» **Exercise description**
Each entry is to be given again precisely, and no picture may be carried over.

» **Interface dataset entries**

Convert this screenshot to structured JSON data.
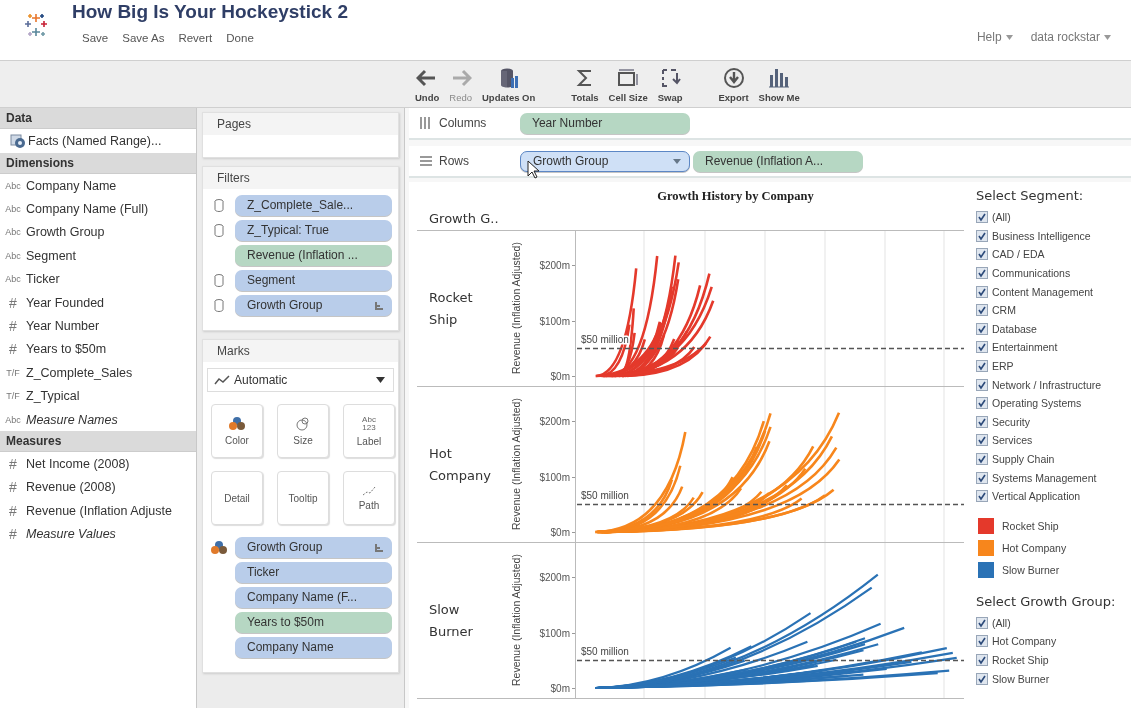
{
  "app": {
    "title": "How Big Is Your Hockeystick 2",
    "menu": [
      "Save",
      "Save As",
      "Revert",
      "Done"
    ],
    "top_links": [
      "Help",
      "data rockstar"
    ]
  },
  "toolbar": [
    {
      "items": [
        {
          "label": "Undo",
          "kind": "undo",
          "disabled": false
        },
        {
          "label": "Redo",
          "kind": "redo",
          "disabled": true
        },
        {
          "label": "Updates On",
          "kind": "updates",
          "disabled": false
        }
      ]
    },
    {
      "items": [
        {
          "label": "Totals",
          "kind": "totals",
          "disabled": false
        },
        {
          "label": "Cell Size",
          "kind": "cell-size",
          "disabled": false
        },
        {
          "label": "Swap",
          "kind": "swap",
          "disabled": false
        }
      ]
    },
    {
      "items": [
        {
          "label": "Export",
          "kind": "export",
          "disabled": false
        },
        {
          "label": "Show Me",
          "kind": "show-me",
          "disabled": false
        }
      ]
    }
  ],
  "data_pane": {
    "title": "Data",
    "source": "Facts (Named Range)...",
    "sections": [
      {
        "title": "Dimensions",
        "fields": [
          {
            "type": "Abc",
            "name": "Company Name",
            "italic": false
          },
          {
            "type": "Abc",
            "name": "Company Name (Full)",
            "italic": false
          },
          {
            "type": "Abc",
            "name": "Growth Group",
            "italic": false
          },
          {
            "type": "Abc",
            "name": "Segment",
            "italic": false
          },
          {
            "type": "Abc",
            "name": "Ticker",
            "italic": false
          },
          {
            "type": "#",
            "name": "Year Founded",
            "italic": false
          },
          {
            "type": "#",
            "name": "Year Number",
            "italic": false
          },
          {
            "type": "#",
            "name": "Years to $50m",
            "italic": false
          },
          {
            "type": "T/F",
            "name": "Z_Complete_Sales",
            "italic": false
          },
          {
            "type": "T/F",
            "name": "Z_Typical",
            "italic": false
          },
          {
            "type": "Abc",
            "name": "Measure Names",
            "italic": true
          }
        ]
      },
      {
        "title": "Measures",
        "fields": [
          {
            "type": "#",
            "name": "Net Income (2008)",
            "italic": false
          },
          {
            "type": "#",
            "name": "Revenue (2008)",
            "italic": false
          },
          {
            "type": "#",
            "name": "Revenue (Inflation Adjuste",
            "italic": false
          },
          {
            "type": "#",
            "name": "Measure Values",
            "italic": true
          }
        ]
      }
    ]
  },
  "pages": {
    "title": "Pages"
  },
  "filters": {
    "title": "Filters",
    "pills": [
      {
        "label": "Z_Complete_Sale...",
        "kind": "dimension",
        "db": true,
        "sorted": false
      },
      {
        "label": "Z_Typical: True",
        "kind": "dimension",
        "db": true,
        "sorted": false
      },
      {
        "label": "Revenue (Inflation ...",
        "kind": "measure",
        "db": false,
        "sorted": false
      },
      {
        "label": "Segment",
        "kind": "dimension",
        "db": true,
        "sorted": false
      },
      {
        "label": "Growth Group",
        "kind": "dimension",
        "db": true,
        "sorted": true
      }
    ]
  },
  "marks": {
    "title": "Marks",
    "mark_type": "Automatic",
    "buttons": [
      {
        "label": "Color",
        "kind": "color"
      },
      {
        "label": "Size",
        "kind": "size"
      },
      {
        "label": "Label",
        "kind": "label",
        "glyph": "Abc 123"
      },
      {
        "label": "Detail",
        "kind": "detail"
      },
      {
        "label": "Tooltip",
        "kind": "tooltip"
      },
      {
        "label": "Path",
        "kind": "path"
      }
    ],
    "pills": [
      {
        "label": "Growth Group",
        "kind": "dimension",
        "on_color": true,
        "sorted": true
      },
      {
        "label": "Ticker",
        "kind": "dimension",
        "on_color": false,
        "sorted": false
      },
      {
        "label": "Company Name (F...",
        "kind": "dimension",
        "on_color": false,
        "sorted": false
      },
      {
        "label": "Years to $50m",
        "kind": "measure",
        "on_color": false,
        "sorted": false
      },
      {
        "label": "Company Name",
        "kind": "dimension",
        "on_color": false,
        "sorted": false
      }
    ]
  },
  "shelves": [
    {
      "label": "Columns",
      "kind": "columns",
      "pills": [
        {
          "label": "Year Number",
          "kind": "measure",
          "highlighted": false
        }
      ]
    },
    {
      "label": "Rows",
      "kind": "rows",
      "pills": [
        {
          "label": "Growth Group",
          "kind": "dimension",
          "highlighted": true
        },
        {
          "label": "Revenue (Inflation A...",
          "kind": "measure",
          "highlighted": false
        }
      ]
    }
  ],
  "view": {
    "title": "Growth History by Company",
    "row_header": "Growth G..",
    "panels": [
      {
        "label": "Rocket Ship",
        "kind": "rocket",
        "color": "#e4392b",
        "axis_title": "Revenue (Inflation Adjusted)",
        "ticks": [
          "$200m",
          "$100m",
          "$0m"
        ],
        "reference_label": "$50 million"
      },
      {
        "label": "Hot Company",
        "kind": "hot",
        "color": "#f7861c",
        "axis_title": "Revenue (Inflation Adjusted)",
        "ticks": [
          "$200m",
          "$100m",
          "$0m"
        ],
        "reference_label": "$50 million"
      },
      {
        "label": "Slow Burner",
        "kind": "slow",
        "color": "#2a72b5",
        "axis_title": "Revenue (Inflation Adjusted)",
        "ticks": [
          "$200m",
          "$100m",
          "$0m"
        ],
        "reference_label": "$50 million"
      }
    ]
  },
  "legend": {
    "segment_filter": {
      "title": "Select Segment:",
      "items": [
        {
          "label": "(All)",
          "checked": true
        },
        {
          "label": "Business Intelligence",
          "checked": true
        },
        {
          "label": "CAD / EDA",
          "checked": true
        },
        {
          "label": "Communications",
          "checked": true
        },
        {
          "label": "Content Management",
          "checked": true
        },
        {
          "label": "CRM",
          "checked": true
        },
        {
          "label": "Database",
          "checked": true
        },
        {
          "label": "Entertainment",
          "checked": true
        },
        {
          "label": "ERP",
          "checked": true
        },
        {
          "label": "Network / Infrastructure",
          "checked": true
        },
        {
          "label": "Operating Systems",
          "checked": true
        },
        {
          "label": "Security",
          "checked": true
        },
        {
          "label": "Services",
          "checked": true
        },
        {
          "label": "Supply Chain",
          "checked": true
        },
        {
          "label": "Systems Management",
          "checked": true
        },
        {
          "label": "Vertical Application",
          "checked": true
        }
      ]
    },
    "color_legend": [
      {
        "label": "Rocket Ship",
        "color": "#e4392b"
      },
      {
        "label": "Hot Company",
        "color": "#f7861c"
      },
      {
        "label": "Slow Burner",
        "color": "#2a72b5"
      }
    ],
    "growth_filter": {
      "title": "Select Growth Group:",
      "items": [
        {
          "label": "(All)",
          "checked": true
        },
        {
          "label": "Hot Company",
          "checked": true
        },
        {
          "label": "Rocket Ship",
          "checked": true
        },
        {
          "label": "Slow Burner",
          "checked": true
        }
      ]
    }
  }
}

» **Result**
Convert this screenshot to structured JSON data.
{
  "app": {
    "title": "How Big Is Your Hockeystick 2",
    "menu": [
      "Save",
      "Save As",
      "Revert",
      "Done"
    ],
    "top_links": [
      "Help",
      "data rockstar"
    ]
  },
  "toolbar": [
    {
      "items": [
        {
          "label": "Undo",
          "kind": "undo",
          "disabled": false
        },
        {
          "label": "Redo",
          "kind": "redo",
          "disabled": true
        },
        {
          "label": "Updates On",
          "kind": "updates",
          "disabled": false
        }
      ]
    },
    {
      "items": [
        {
          "label": "Totals",
          "kind": "totals",
          "disabled": false
        },
        {
          "label": "Cell Size",
          "kind": "cell-size",
          "disabled": false
        },
        {
          "label": "Swap",
          "kind": "swap",
          "disabled": false
        }
      ]
    },
    {
      "items": [
        {
          "label": "Export",
          "kind": "export",
          "disabled": false
        },
        {
          "label": "Show Me",
          "kind": "show-me",
          "disabled": false
        }
      ]
    }
  ],
  "data_pane": {
    "title": "Data",
    "source": "Facts (Named Range)...",
    "sections": [
      {
        "title": "Dimensions",
        "fields": [
          {
            "type": "Abc",
            "name": "Company Name",
            "italic": false
          },
          {
            "type": "Abc",
            "name": "Company Name (Full)",
            "italic": false
          },
          {
            "type": "Abc",
            "name": "Growth Group",
            "italic": false
          },
          {
            "type": "Abc",
            "name": "Segment",
            "italic": false
          },
          {
            "type": "Abc",
            "name": "Ticker",
            "italic": false
          },
          {
            "type": "#",
            "name": "Year Founded",
            "italic": false
          },
          {
            "type": "#",
            "name": "Year Number",
            "italic": false
          },
          {
            "type": "#",
            "name": "Years to $50m",
            "italic": false
          },
          {
            "type": "T/F",
            "name": "Z_Complete_Sales",
            "italic": false
          },
          {
            "type": "T/F",
            "name": "Z_Typical",
            "italic": false
          },
          {
            "type": "Abc",
            "name": "Measure Names",
            "italic": true
          }
        ]
      },
      {
        "title": "Measures",
        "fields": [
          {
            "type": "#",
            "name": "Net Income (2008)",
            "italic": false
          },
          {
            "type": "#",
            "name": "Revenue (2008)",
            "italic": false
          },
          {
            "type": "#",
            "name": "Revenue (Inflation Adjuste",
            "italic": false
          },
          {
            "type": "#",
            "name": "Measure Values",
            "italic": true
          }
        ]
      }
    ]
  },
  "pages": {
    "title": "Pages"
  },
  "filters": {
    "title": "Filters",
    "pills": [
      {
        "label": "Z_Complete_Sale...",
        "kind": "dimension",
        "db": true,
        "sorted": false
      },
      {
        "label": "Z_Typical: True",
        "kind": "dimension",
        "db": true,
        "sorted": false
      },
      {
        "label": "Revenue (Inflation ...",
        "kind": "measure",
        "db": false,
        "sorted": false
      },
      {
        "label": "Segment",
        "kind": "dimension",
        "db": true,
        "sorted": false
      },
      {
        "label": "Growth Group",
        "kind": "dimension",
        "db": true,
        "sorted": true
      }
    ]
  },
  "marks": {
    "title": "Marks",
    "mark_type": "Automatic",
    "buttons": [
      {
        "label": "Color",
        "kind": "color"
      },
      {
        "label": "Size",
        "kind": "size"
      },
      {
        "label": "Label",
        "kind": "label",
        "glyph": "Abc 123"
      },
      {
        "label": "Detail",
        "kind": "detail"
      },
      {
        "label": "Tooltip",
        "kind": "tooltip"
      },
      {
        "label": "Path",
        "kind": "path"
      }
    ],
    "pills": [
      {
        "label": "Growth Group",
        "kind": "dimension",
        "on_color": true,
        "sorted": true
      },
      {
        "label": "Ticker",
        "kind": "dimension",
        "on_color": false,
        "sorted": false
      },
      {
        "label": "Company Name (F...",
        "kind": "dimension",
        "on_color": false,
        "sorted": false
      },
      {
        "label": "Years to $50m",
        "kind": "measure",
        "on_color": false,
        "sorted": false
      },
      {
        "label": "Company Name",
        "kind": "dimension",
        "on_color": false,
        "sorted": false
      }
    ]
  },
  "shelves": [
    {
      "label": "Columns",
      "kind": "columns",
      "pills": [
        {
          "label": "Year Number",
          "kind": "measure",
          "highlighted": false
        }
      ]
    },
    {
      "label": "Rows",
      "kind": "rows",
      "pills": [
        {
          "label": "Growth Group",
          "kind": "dimension",
          "highlighted": true
        },
        {
          "label": "Revenue (Inflation A...",
          "kind": "measure",
          "highlighted": false
        }
      ]
    }
  ],
  "view": {
    "title": "Growth History by Company",
    "row_header": "Growth G..",
    "panels": [
      {
        "label": "Rocket Ship",
        "kind": "rocket",
        "color": "#e4392b",
        "axis_title": "Revenue (Inflation Adjusted)",
        "ticks": [
          "$200m",
          "$100m",
          "$0m"
        ],
        "reference_label": "$50 million"
      },
      {
        "label": "Hot Company",
        "kind": "hot",
        "color": "#f7861c",
        "axis_title": "Revenue (Inflation Adjusted)",
        "ticks": [
          "$200m",
          "$100m",
          "$0m"
        ],
        "reference_label": "$50 million"
      },
      {
        "label": "Slow Burner",
        "kind": "slow",
        "color": "#2a72b5",
        "axis_title": "Revenue (Inflation Adjusted)",
        "ticks": [
          "$200m",
          "$100m",
          "$0m"
        ],
        "reference_label": "$50 million"
      }
    ]
  },
  "legend": {
    "segment_filter": {
      "title": "Select Segment:",
      "items": [
        {
          "label": "(All)",
          "checked": true
        },
        {
          "label": "Business Intelligence",
          "checked": true
        },
        {
          "label": "CAD / EDA",
          "checked": true
        },
        {
          "label": "Communications",
          "checked": true
        },
        {
          "label": "Content Management",
          "checked": true
        },
        {
          "label": "CRM",
          "checked": true
        },
        {
          "label": "Database",
          "checked": true
        },
        {
          "label": "Entertainment",
          "checked": true
        },
        {
          "label": "ERP",
          "checked": true
        },
        {
          "label": "Network / Infrastructure",
          "checked": true
        },
        {
          "label": "Operating Systems",
          "checked": true
        },
        {
          "label": "Security",
          "checked": true
        },
        {
          "label": "Services",
          "checked": true
        },
        {
          "label": "Supply Chain",
          "checked": true
        },
        {
          "label": "Systems Management",
          "checked": true
        },
        {
          "label": "Vertical Application",
          "checked": true
        }
      ]
    },
    "color_legend": [
      {
        "label": "Rocket Ship",
        "color": "#e4392b"
      },
      {
        "label": "Hot Company",
        "color": "#f7861c"
      },
      {
        "label": "Slow Burner",
        "color": "#2a72b5"
      }
    ],
    "growth_filter": {
      "title": "Select Growth Group:",
      "items": [
        {
          "label": "(All)",
          "checked": true
        },
        {
          "label": "Hot Company",
          "checked": true
        },
        {
          "label": "Rocket Ship",
          "checked": true
        },
        {
          "label": "Slow Burner",
          "checked": true
        }
      ]
    }
  }
}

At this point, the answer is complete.